qrt wrote:
LINQ obviously abstracts the act of retrieving data away and allows for a declarativ programming style.

But almost any application also needs to update existing and insert new persisted data in databases.


LINQ for SQL (previously called DLINQ) will hook up to property changed events of the objects that are retrieved using LINQ for SQL.

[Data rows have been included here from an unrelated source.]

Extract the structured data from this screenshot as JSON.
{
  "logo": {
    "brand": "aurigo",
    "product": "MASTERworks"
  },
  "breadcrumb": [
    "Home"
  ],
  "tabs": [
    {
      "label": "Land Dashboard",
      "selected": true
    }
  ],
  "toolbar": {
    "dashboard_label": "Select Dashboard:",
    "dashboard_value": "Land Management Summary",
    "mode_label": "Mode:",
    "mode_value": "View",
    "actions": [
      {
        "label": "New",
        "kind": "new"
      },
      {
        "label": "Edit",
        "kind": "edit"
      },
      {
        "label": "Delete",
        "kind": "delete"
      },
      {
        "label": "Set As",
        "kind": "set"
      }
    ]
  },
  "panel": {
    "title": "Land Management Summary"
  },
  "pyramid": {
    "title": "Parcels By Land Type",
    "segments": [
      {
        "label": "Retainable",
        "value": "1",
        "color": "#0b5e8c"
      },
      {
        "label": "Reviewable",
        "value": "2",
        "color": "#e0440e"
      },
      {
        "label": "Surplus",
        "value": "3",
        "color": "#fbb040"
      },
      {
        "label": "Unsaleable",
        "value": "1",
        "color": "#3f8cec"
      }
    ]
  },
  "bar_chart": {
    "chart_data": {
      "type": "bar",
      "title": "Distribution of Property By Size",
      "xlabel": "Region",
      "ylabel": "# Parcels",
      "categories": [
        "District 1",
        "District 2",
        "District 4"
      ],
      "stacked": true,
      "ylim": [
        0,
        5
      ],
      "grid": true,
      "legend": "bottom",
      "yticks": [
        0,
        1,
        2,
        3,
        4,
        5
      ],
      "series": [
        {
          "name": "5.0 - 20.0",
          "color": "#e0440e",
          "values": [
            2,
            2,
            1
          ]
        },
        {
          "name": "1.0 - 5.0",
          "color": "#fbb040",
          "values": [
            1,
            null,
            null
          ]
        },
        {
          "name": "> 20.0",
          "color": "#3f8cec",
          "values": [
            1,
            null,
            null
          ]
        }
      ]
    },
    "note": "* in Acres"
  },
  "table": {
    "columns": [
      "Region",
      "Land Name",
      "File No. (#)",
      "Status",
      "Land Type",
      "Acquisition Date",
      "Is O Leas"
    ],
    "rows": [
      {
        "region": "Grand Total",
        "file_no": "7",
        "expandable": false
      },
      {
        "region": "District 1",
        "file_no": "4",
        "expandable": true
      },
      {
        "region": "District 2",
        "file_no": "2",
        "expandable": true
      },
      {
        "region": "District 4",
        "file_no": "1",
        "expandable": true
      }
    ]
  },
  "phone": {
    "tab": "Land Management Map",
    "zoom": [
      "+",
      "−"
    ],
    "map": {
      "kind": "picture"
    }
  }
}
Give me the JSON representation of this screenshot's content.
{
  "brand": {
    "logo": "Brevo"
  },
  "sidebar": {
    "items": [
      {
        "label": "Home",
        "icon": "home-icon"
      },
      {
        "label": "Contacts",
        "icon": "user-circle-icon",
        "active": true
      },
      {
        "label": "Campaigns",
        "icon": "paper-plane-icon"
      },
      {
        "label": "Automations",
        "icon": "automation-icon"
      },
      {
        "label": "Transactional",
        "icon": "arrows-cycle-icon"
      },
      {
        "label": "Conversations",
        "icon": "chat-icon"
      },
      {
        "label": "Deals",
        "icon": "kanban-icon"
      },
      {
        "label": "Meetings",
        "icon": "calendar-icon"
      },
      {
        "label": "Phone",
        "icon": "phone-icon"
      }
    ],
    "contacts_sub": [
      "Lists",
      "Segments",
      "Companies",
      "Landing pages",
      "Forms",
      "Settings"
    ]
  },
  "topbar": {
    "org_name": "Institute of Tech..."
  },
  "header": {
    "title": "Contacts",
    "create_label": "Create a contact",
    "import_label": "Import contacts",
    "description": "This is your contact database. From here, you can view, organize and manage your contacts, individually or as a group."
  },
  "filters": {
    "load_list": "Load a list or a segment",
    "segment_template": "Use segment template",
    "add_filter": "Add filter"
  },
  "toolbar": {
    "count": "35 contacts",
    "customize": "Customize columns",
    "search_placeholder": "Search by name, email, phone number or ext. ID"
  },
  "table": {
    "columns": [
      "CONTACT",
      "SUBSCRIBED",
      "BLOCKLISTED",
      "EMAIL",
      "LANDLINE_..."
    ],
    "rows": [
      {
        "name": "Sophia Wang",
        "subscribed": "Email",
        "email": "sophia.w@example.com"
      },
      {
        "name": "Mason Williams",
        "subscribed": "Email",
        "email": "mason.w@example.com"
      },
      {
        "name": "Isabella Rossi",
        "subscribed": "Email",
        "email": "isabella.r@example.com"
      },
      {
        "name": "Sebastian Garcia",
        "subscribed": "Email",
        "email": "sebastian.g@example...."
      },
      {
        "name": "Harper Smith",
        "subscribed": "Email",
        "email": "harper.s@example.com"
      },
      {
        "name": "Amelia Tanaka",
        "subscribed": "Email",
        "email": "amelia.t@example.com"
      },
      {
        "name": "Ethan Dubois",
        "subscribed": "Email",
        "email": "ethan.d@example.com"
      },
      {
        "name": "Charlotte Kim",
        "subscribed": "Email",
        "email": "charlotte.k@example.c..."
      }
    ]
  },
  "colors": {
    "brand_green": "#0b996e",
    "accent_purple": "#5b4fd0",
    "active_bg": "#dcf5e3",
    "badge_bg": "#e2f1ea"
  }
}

They will then track any changes you do to the objects, and when you instruct the DataContext to submit the changes back it will do so intelligently, i.e. topological sort so that deletes, inserts and updates are performed in valid sequence.